═════ MATERIAL PROVIDED

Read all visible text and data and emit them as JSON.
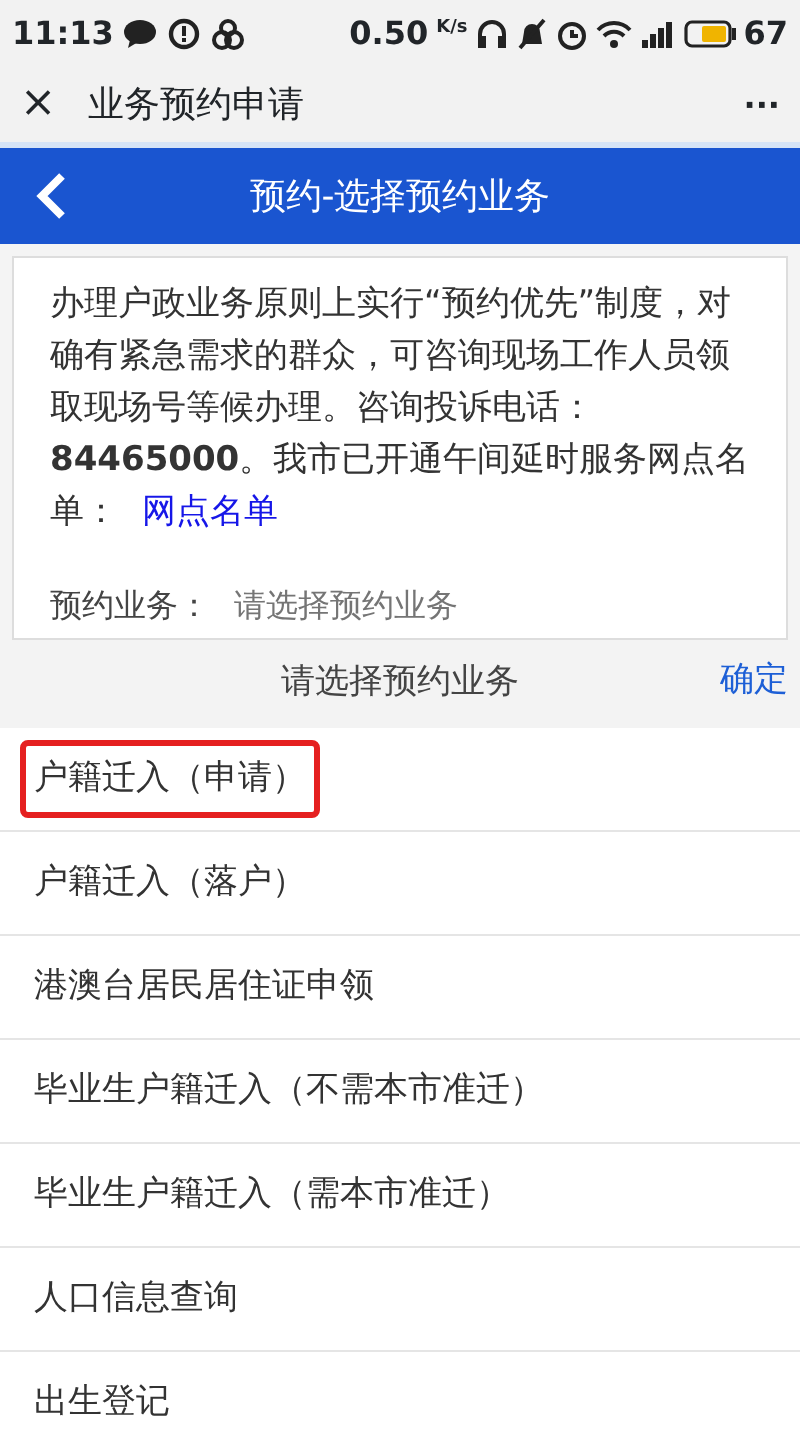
{
  "status_bar": {
    "time": "11:13",
    "speed": "0.50",
    "speed_unit": "K/s",
    "battery": "67"
  },
  "title_bar": {
    "close": "×",
    "title": "业务预约申请",
    "more": "···"
  },
  "header": {
    "title": "预约-选择预约业务"
  },
  "notice": {
    "text": "办理户政业务原则上实行“预约优先”制度，对确有紧急需求的群众，可咨询现场工作人员领取现场号等候办理。咨询投诉电话：**84465000**。我市已开通午间延时服务网点名单：",
    "link": "网点名单"
  },
  "form": {
    "label": "预约业务：",
    "placeholder": "请选择预约业务"
  },
  "picker": {
    "title": "请选择预约业务",
    "confirm": "确定",
    "items": [
      {
        "label": "户籍迁入（申请）",
        "highlighted": true
      },
      {
        "label": "户籍迁入（落户）",
        "highlighted": false
      },
      {
        "label": "港澳台居民居住证申领",
        "highlighted": false
      },
      {
        "label": "毕业生户籍迁入（不需本市准迁）",
        "highlighted": false
      },
      {
        "label": "毕业生户籍迁入（需本市准迁）",
        "highlighted": false
      },
      {
        "label": "人口信息查询",
        "highlighted": false
      },
      {
        "label": "出生登记",
        "highlighted": false
      }
    ]
  }
}
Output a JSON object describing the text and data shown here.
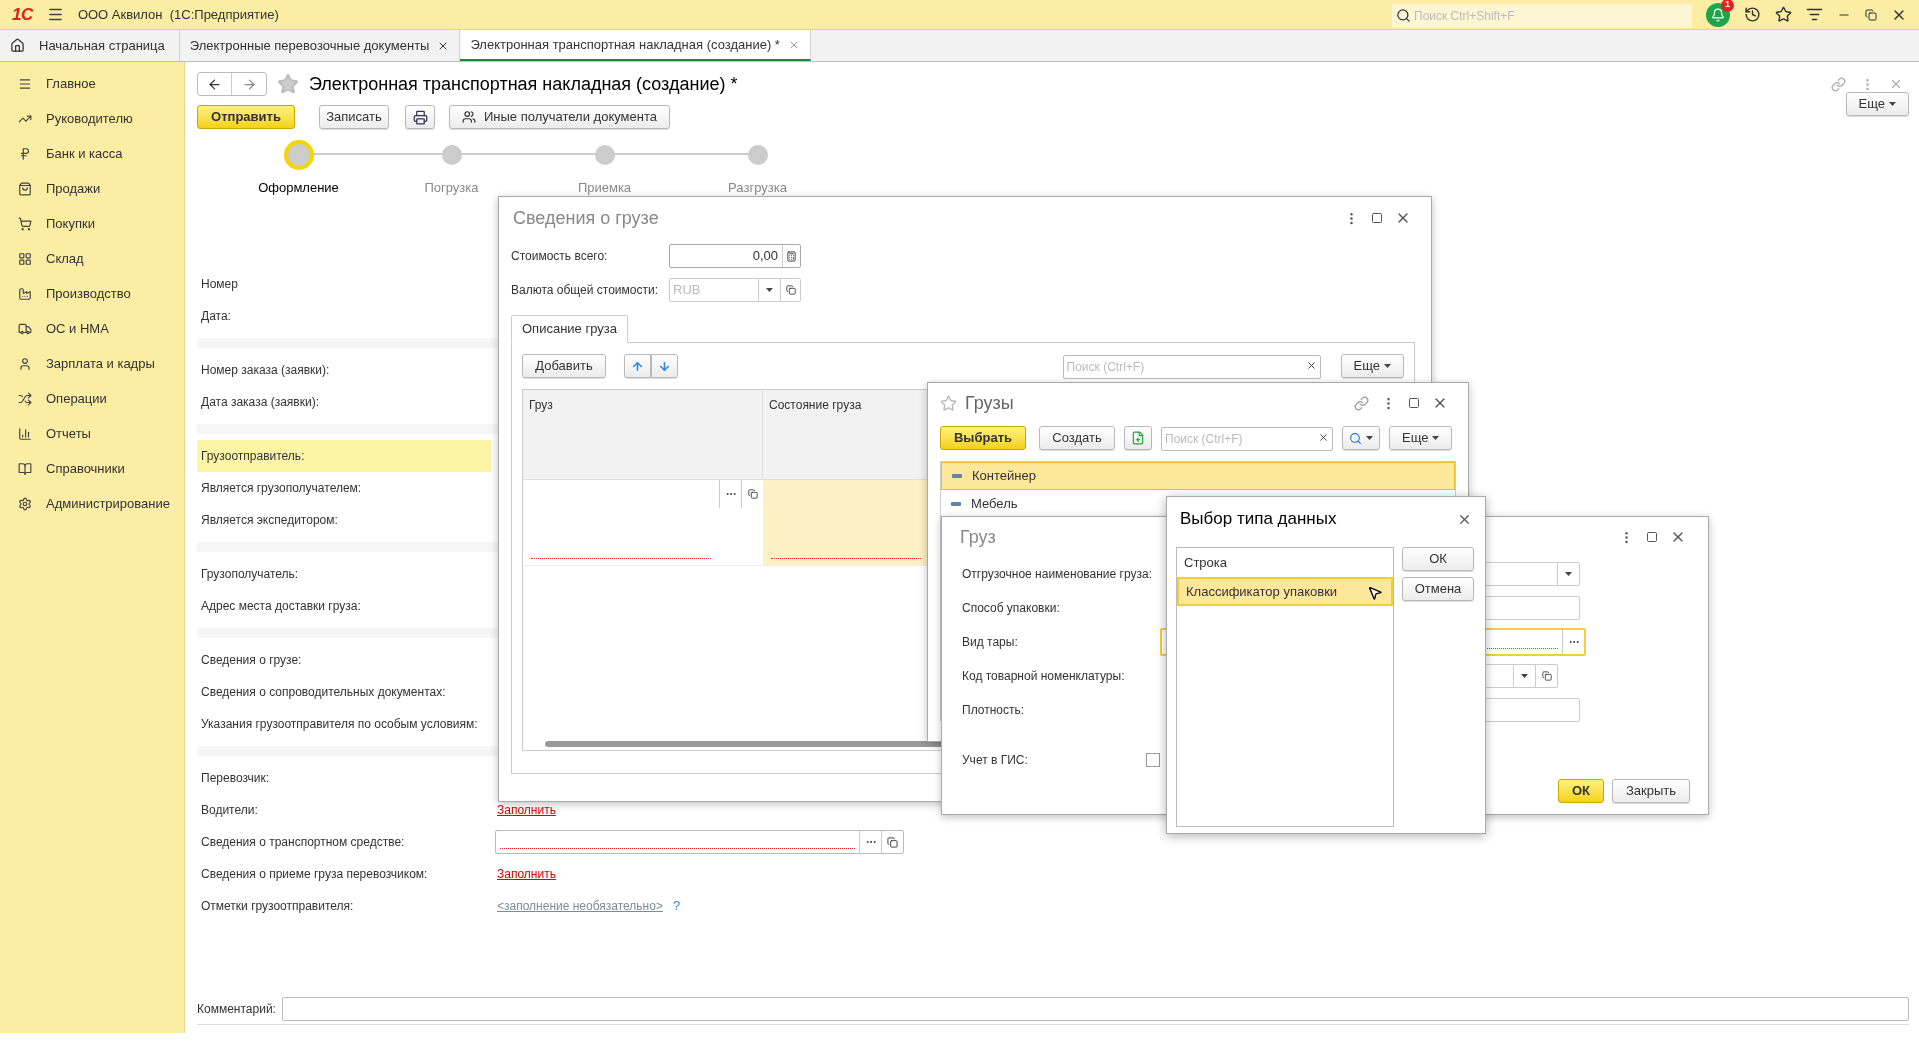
{
  "app_bar": {
    "logo": "1С",
    "title": "ООО Аквилон  (1С:Предприятие)",
    "search": {
      "placeholder": "Поиск Ctrl+Shift+F"
    },
    "notifications": "1"
  },
  "tabs": [
    {
      "label": "Начальная страница",
      "kind": "home",
      "selected": false
    },
    {
      "label": "Электронные перевозочные документы",
      "kind": "closable",
      "selected": false
    },
    {
      "label": "Электронная транспортная накладная (создание) *",
      "kind": "closable",
      "selected": true
    }
  ],
  "sidebar": {
    "items": [
      {
        "label": "Главное",
        "kind": "menu"
      },
      {
        "label": "Руководителю",
        "kind": "trend"
      },
      {
        "label": "Банк и касса",
        "kind": "ruble"
      },
      {
        "label": "Продажи",
        "kind": "bag"
      },
      {
        "label": "Покупки",
        "kind": "cart"
      },
      {
        "label": "Склад",
        "kind": "grid"
      },
      {
        "label": "Производство",
        "kind": "factory"
      },
      {
        "label": "ОС и НМА",
        "kind": "truck"
      },
      {
        "label": "Зарплата и кадры",
        "kind": "person"
      },
      {
        "label": "Операции",
        "kind": "ops"
      },
      {
        "label": "Отчеты",
        "kind": "chart"
      },
      {
        "label": "Справочники",
        "kind": "book"
      },
      {
        "label": "Администрирование",
        "kind": "gear"
      }
    ]
  },
  "document": {
    "title": "Электронная транспортная накладная (создание) *",
    "more": "Еще",
    "buttons": [
      {
        "label": "Отправить",
        "kind": "primary"
      },
      {
        "label": "Записать",
        "kind": "default"
      },
      {
        "kind": "print"
      },
      {
        "label": "Иные получатели документа",
        "kind": "recipients"
      }
    ],
    "steps": [
      {
        "label": "Оформление",
        "selected": true
      },
      {
        "label": "Погрузка",
        "selected": false
      },
      {
        "label": "Приемка",
        "selected": false
      },
      {
        "label": "Разгрузка",
        "selected": false
      }
    ],
    "groups": [
      [
        {
          "label": "Номер",
          "kind": "label",
          "highlighted": false
        },
        {
          "label": "Дата:",
          "kind": "label",
          "highlighted": false
        }
      ],
      [
        {
          "label": "Номер заказа (заявки):",
          "kind": "label",
          "highlighted": false
        },
        {
          "label": "Дата заказа (заявки):",
          "kind": "label",
          "highlighted": false
        }
      ],
      [
        {
          "label": "Грузоотправитель:",
          "kind": "label",
          "highlighted": true
        },
        {
          "label": "Является грузополучателем:",
          "kind": "label",
          "highlighted": false
        },
        {
          "label": "Является экспедитором:",
          "kind": "label",
          "highlighted": false
        }
      ],
      [
        {
          "label": "Грузополучатель:",
          "kind": "label",
          "highlighted": false
        },
        {
          "label": "Адрес места доставки груза:",
          "kind": "label",
          "highlighted": false
        }
      ],
      [
        {
          "label": "Сведения о грузе:",
          "kind": "label",
          "highlighted": false
        },
        {
          "label": "Сведения о сопроводительных документах:",
          "kind": "label",
          "highlighted": false
        },
        {
          "label": "Указания грузоотправителя по особым условиям:",
          "kind": "label",
          "highlighted": false
        }
      ],
      [
        {
          "label": "Перевозчик:",
          "kind": "label",
          "highlighted": false
        },
        {
          "label": "Водители:",
          "kind": "link",
          "value": "Заполнить",
          "highlighted": false
        },
        {
          "label": "Сведения о транспортном средстве:",
          "kind": "input",
          "highlighted": false
        },
        {
          "label": "Сведения о приеме груза перевозчиком:",
          "kind": "link",
          "value": "Заполнить",
          "highlighted": false
        },
        {
          "label": "Отметки грузоотправителя:",
          "kind": "optional",
          "value": "<заполнение необязательно>",
          "help": "?",
          "highlighted": false
        }
      ]
    ],
    "comment": {
      "label": "Комментарий:"
    }
  },
  "cargo_info_dialog": {
    "title": "Сведения о грузе",
    "total_label": "Стоимость всего:",
    "total_value": "0,00",
    "currency_label": "Валюта общей стоимости:",
    "currency_value": "RUB",
    "tab": "Описание груза",
    "add": "Добавить",
    "search": {
      "placeholder": "Поиск (Ctrl+F)"
    },
    "more": "Еще",
    "columns": [
      "Груз",
      "Состояние груза"
    ]
  },
  "cargo_list_dialog": {
    "title": "Грузы",
    "select": "Выбрать",
    "create": "Создать",
    "search": {
      "placeholder": "Поиск (Ctrl+F)"
    },
    "more": "Еще",
    "items": [
      {
        "label": "Контейнер",
        "selected": true
      },
      {
        "label": "Мебель",
        "selected": false
      }
    ]
  },
  "cargo_dialog": {
    "title": "Груз",
    "fields": [
      {
        "label": "Отгрузочное наименование груза:",
        "kind": "dropdown"
      },
      {
        "label": "Способ упаковки:",
        "kind": "text"
      },
      {
        "label": "Вид тары:",
        "kind": "choice"
      },
      {
        "label": "Код товарной номенклатуры:",
        "kind": "dropdown"
      },
      {
        "label": "Плотность:",
        "kind": "text"
      },
      {
        "label": "Учет в ГИС:",
        "kind": "check",
        "checked": false
      }
    ],
    "ok": "ОК",
    "close": "Закрыть"
  },
  "type_dialog": {
    "title": "Выбор типа данных",
    "items": [
      {
        "label": "Строка",
        "selected": false
      },
      {
        "label": "Классификатор упаковки",
        "selected": true
      }
    ],
    "ok": "ОК",
    "cancel": "Отмена"
  }
}
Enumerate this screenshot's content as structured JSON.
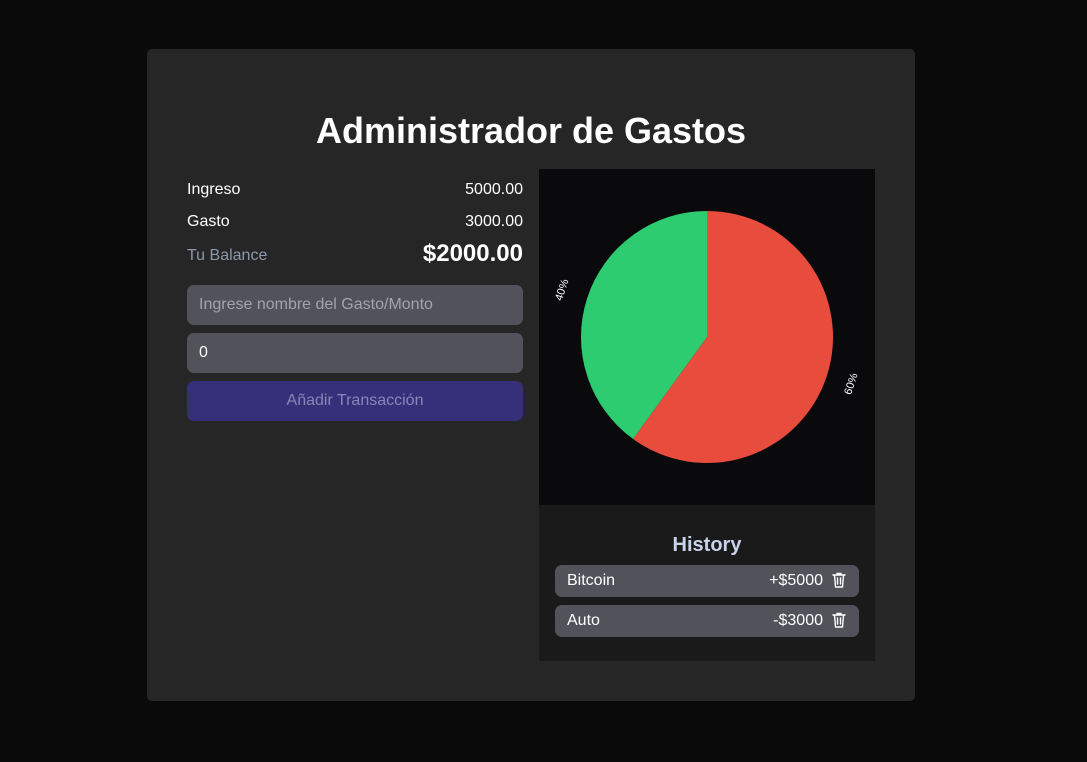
{
  "app": {
    "title": "Administrador de Gastos"
  },
  "summary": {
    "income_label": "Ingreso",
    "income_value": "5000.00",
    "expense_label": "Gasto",
    "expense_value": "3000.00",
    "balance_label": "Tu Balance",
    "balance_value": "$2000.00"
  },
  "form": {
    "name_placeholder": "Ingrese nombre del Gasto/Monto",
    "name_value": "",
    "amount_value": "0",
    "submit_label": "Añadir Transacción"
  },
  "chart_data": {
    "type": "pie",
    "slices": [
      {
        "label": "60%",
        "value": 60,
        "color": "#e74c3c"
      },
      {
        "label": "40%",
        "value": 40,
        "color": "#2ecc71"
      }
    ]
  },
  "history": {
    "title": "History",
    "items": [
      {
        "name": "Bitcoin",
        "amount": "+$5000",
        "icon": "trash-icon"
      },
      {
        "name": "Auto",
        "amount": "-$3000",
        "icon": "trash-icon"
      }
    ]
  },
  "colors": {
    "background": "#0a0a0a",
    "card": "#262626",
    "input": "#52525b",
    "button": "#36307a",
    "income_slice": "#e74c3c",
    "expense_slice": "#2ecc71"
  }
}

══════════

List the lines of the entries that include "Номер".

          "label": "Номер",
          "label": "Номер заказа (заявки):",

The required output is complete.